Dechen Dolkar

Key populations (KPs) in Bhutan face stigma and discrimination while availing health services, according to an advocacy strategy plan report Save the Children conducted.

KPs are men who have sex with men (MSM), sex workers, transgender people, people who use drugs, and people living with HIV.

According to the report conducted in 2020, stigma and discrimination prevent key and vulnerable populations in Bhutan from availing vital health services, thereby increasing the risk of HIV transmission. “Stigma and discrimination are increasingly recognised as major obstacles to achieving the goal of ending HIV and AIDS epidemic. STIs such as syphilis and gonorrhoea are common among them.”

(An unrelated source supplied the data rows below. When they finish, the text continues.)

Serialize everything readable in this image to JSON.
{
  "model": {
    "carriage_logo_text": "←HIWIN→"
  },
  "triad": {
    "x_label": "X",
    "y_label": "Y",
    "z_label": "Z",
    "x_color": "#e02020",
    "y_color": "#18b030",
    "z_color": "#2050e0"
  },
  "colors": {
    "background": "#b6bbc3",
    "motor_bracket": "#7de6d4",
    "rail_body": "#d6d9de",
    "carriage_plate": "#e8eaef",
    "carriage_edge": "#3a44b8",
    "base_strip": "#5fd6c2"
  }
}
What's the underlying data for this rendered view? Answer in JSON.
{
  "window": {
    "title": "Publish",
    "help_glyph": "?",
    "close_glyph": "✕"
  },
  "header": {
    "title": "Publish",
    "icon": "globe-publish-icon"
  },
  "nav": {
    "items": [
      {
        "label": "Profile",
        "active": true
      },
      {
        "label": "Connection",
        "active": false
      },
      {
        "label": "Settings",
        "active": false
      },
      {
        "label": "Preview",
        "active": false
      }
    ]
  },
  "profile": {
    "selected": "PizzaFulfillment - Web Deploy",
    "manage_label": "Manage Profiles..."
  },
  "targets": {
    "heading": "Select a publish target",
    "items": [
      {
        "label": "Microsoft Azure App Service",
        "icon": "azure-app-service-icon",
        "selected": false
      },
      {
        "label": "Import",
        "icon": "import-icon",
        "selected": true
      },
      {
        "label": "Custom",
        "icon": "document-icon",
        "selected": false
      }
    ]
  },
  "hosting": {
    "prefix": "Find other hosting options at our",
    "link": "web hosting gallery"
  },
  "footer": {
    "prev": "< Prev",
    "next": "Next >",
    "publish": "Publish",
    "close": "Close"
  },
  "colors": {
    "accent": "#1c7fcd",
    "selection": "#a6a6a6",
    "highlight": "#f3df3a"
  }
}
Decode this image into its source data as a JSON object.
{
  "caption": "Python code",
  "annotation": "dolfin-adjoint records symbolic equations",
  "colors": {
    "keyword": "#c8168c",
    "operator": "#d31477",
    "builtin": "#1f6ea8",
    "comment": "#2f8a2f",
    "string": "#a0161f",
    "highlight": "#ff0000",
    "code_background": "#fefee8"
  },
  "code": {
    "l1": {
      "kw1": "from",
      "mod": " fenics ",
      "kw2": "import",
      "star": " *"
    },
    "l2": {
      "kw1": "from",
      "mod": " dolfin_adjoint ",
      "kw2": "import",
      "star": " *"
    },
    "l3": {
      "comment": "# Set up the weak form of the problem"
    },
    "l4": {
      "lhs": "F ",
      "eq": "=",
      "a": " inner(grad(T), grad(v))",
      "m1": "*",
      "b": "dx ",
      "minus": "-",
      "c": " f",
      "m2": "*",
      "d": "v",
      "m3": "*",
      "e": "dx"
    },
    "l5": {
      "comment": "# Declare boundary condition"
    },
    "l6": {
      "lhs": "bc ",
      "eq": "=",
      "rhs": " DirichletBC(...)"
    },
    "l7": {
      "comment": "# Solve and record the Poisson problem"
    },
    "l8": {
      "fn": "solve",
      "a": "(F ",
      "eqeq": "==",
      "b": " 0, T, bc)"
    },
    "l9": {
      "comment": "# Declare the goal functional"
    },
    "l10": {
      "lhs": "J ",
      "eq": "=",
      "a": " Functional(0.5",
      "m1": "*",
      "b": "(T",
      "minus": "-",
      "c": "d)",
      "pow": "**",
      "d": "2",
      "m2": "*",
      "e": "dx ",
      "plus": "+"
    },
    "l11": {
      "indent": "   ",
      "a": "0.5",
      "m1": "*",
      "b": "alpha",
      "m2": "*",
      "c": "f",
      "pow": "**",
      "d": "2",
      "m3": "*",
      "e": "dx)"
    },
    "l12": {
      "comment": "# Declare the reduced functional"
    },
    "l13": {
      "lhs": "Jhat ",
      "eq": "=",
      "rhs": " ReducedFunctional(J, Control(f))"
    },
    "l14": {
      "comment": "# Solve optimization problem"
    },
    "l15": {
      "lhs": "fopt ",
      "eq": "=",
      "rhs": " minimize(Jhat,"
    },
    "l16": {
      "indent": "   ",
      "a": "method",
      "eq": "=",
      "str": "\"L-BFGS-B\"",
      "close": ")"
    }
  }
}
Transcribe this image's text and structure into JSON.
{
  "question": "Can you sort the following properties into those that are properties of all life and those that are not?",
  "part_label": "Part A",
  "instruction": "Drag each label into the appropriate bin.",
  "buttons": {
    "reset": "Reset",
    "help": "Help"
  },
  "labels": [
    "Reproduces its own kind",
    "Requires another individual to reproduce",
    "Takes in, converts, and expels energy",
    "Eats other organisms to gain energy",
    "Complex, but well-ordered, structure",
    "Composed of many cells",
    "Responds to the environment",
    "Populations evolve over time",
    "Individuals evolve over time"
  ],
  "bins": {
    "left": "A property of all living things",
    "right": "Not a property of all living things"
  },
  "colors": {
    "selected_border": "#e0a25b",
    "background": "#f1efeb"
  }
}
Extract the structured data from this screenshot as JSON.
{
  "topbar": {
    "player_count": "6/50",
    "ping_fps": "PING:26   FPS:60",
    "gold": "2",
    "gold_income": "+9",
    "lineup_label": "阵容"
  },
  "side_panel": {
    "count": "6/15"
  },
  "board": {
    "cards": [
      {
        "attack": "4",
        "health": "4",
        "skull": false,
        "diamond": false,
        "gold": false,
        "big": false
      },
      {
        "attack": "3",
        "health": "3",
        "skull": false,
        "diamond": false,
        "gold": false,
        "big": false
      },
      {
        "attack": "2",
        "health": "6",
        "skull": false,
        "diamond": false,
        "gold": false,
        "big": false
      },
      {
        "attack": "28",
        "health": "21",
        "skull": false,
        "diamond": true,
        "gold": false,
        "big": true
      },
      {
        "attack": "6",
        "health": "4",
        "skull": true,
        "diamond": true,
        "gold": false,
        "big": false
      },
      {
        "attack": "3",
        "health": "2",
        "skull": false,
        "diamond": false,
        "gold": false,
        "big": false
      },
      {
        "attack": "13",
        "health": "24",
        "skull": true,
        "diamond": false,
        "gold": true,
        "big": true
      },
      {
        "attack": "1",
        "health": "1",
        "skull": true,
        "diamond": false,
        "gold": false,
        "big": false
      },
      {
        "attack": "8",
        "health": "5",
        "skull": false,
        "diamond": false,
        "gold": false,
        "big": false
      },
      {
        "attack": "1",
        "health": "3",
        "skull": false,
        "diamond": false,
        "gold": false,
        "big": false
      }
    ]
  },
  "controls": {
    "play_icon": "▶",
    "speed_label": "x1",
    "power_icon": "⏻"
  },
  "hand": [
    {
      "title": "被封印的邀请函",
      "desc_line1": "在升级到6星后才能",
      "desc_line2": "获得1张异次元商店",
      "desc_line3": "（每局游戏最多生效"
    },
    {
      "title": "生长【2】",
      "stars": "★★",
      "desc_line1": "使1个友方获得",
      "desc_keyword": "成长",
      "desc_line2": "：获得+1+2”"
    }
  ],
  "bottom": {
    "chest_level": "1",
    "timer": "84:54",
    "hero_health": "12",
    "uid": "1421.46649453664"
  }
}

Lesbian, gay, bi-sexual, transgender, queer and intersex (LGBTQI+) communities also do not visit hospitals due to fear of confidentiality breaches regarding their sexual orientation.

The report stated that attitudes of health workers also fuel stigma among LGBTQI+  as most of them are not sensitised on gender expression.

A member of LGBTQI+  told interviewers that they do not avail x-ray services due to self-stigma as they have to expose their bodies.

Members said they visit health information and service centre (HISCs) as they are familiar with the officials, but comprehensive health services are not available at HISCs.

The report cited examples where LGBTQI+ members told interviewers that doctors are insensitive towards them and some told them they deserve to be infected.

“I was suffering from severe depression and went for treatment where I was treated like a mad person,” a member told interviewers.

The report claimed key populations also face legal discrimination against because of their sexual orientation or behaviour, thereby hindering their regular access to health and other social services.

It stated LGBTQI+ experience stigma and discrimination from various segments of society, mainly because of their low educational attainment and lack of employment.

According to the Bhutan key population size estimation report 2020, there are around 1,670 MSM, 74 transgender women and 292 transgender men in the country.

The assessment was conducted by Save the Children in collaboration with National AIDS Control Programme under Ministry of Health and the key populations organisations to reduce stigma and discrimination among the key populations.